To counter the charge that it is an elite-driven political project, the European Union increasingly uses online systems to render its working practices visible to its citizens. This article analyses how the actors involved in European Union policy-making understand the benefits derived from providing information through e-transparency, and examines whether they consider that the e-transparency systems deliver these benefits. Drawing on data from 63 semi-structured interviews with officials, Members of the European Parliament and Brussels-based transparency campaigners, the article shows a wide variation in participants’ views concerning the rationale for e-transparency. It shows that e-transparency is variously seen as the means to address declining citizen trust in the Brussels institutions; as a mechanism through which citizens can participate in European Union processes and as a means of holding its institutions to account.
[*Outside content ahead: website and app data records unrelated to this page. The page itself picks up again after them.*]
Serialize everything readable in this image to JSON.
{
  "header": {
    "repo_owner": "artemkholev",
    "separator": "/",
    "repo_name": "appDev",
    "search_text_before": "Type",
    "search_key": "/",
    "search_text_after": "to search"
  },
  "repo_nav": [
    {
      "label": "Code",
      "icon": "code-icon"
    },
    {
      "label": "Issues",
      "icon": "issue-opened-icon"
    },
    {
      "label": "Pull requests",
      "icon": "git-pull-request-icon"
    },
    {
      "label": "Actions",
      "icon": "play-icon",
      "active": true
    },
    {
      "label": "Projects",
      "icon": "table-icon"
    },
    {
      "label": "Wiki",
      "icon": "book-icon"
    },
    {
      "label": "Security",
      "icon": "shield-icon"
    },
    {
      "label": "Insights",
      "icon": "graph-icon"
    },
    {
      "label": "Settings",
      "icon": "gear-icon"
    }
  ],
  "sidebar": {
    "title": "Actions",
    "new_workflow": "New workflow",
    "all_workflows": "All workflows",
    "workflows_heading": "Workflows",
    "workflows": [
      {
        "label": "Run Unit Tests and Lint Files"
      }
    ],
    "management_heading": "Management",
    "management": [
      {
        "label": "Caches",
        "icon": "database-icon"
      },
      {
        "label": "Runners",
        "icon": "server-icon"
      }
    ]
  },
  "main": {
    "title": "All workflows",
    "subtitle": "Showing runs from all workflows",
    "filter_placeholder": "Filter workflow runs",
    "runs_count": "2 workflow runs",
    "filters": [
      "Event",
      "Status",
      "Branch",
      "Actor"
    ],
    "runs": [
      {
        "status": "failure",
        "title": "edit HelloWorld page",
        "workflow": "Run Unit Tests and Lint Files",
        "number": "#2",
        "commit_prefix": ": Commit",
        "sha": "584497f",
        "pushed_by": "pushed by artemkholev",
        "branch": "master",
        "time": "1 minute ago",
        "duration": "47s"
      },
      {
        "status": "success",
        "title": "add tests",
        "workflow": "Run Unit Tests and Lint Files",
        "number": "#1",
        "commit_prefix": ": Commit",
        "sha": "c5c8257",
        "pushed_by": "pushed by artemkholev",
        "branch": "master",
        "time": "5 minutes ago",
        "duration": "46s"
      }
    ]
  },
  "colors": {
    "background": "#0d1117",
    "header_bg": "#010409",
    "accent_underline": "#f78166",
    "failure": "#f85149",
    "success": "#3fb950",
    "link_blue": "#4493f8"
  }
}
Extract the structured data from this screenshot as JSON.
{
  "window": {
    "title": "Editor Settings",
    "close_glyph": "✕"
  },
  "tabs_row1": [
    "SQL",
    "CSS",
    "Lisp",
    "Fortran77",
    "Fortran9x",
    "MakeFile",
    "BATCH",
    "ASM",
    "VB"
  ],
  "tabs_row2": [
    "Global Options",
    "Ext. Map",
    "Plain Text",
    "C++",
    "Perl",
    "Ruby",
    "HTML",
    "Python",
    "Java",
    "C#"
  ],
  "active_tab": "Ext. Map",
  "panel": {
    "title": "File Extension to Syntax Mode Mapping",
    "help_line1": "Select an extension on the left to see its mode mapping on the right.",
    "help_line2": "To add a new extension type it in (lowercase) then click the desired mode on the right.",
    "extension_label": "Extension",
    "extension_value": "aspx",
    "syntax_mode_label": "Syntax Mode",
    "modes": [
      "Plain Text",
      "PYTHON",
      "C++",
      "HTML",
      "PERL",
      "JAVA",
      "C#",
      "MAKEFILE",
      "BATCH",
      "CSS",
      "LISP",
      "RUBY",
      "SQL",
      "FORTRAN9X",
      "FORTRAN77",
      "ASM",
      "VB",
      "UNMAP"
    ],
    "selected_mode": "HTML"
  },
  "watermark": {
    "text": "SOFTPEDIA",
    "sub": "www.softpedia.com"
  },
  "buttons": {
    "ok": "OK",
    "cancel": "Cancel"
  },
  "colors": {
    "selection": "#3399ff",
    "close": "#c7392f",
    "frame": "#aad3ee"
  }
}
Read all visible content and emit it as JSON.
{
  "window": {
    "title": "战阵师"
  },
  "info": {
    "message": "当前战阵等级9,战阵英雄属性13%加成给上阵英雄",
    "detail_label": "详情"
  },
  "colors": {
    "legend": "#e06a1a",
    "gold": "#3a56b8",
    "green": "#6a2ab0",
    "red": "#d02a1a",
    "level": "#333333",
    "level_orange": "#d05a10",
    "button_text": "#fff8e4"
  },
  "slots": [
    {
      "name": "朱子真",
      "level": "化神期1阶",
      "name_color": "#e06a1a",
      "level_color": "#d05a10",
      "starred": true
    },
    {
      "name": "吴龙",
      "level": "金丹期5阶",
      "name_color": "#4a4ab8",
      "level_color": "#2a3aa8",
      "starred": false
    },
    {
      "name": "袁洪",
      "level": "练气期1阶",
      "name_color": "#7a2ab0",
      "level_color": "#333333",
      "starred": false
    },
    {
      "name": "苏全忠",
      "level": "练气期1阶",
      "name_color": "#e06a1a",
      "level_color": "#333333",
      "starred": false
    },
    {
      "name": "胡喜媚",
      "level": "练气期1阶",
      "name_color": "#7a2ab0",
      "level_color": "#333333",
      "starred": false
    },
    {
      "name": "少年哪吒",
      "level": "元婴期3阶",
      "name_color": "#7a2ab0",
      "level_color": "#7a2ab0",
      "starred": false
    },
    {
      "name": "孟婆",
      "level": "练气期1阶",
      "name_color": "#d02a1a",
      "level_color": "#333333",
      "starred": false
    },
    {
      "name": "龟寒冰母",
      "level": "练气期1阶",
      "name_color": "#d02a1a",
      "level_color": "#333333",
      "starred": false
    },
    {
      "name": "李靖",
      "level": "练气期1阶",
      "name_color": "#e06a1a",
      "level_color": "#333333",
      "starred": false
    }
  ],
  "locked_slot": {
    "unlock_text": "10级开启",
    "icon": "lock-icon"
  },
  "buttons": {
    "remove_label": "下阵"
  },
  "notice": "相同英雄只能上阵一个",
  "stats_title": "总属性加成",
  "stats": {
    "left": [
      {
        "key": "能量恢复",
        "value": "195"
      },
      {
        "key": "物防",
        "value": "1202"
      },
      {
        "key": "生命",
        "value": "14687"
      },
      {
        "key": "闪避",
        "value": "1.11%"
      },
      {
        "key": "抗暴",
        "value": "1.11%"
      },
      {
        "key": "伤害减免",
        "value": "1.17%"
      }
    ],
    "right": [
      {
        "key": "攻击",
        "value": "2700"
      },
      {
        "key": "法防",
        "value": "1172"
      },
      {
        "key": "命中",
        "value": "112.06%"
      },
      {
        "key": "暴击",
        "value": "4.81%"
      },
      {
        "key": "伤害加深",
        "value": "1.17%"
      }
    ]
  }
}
The article argues that these various e-transparency attributes are contradictory, and it advances a framework for information providers to assess how the e-transparency tools can best meet the differing requirements of transparency users.
- citizen participation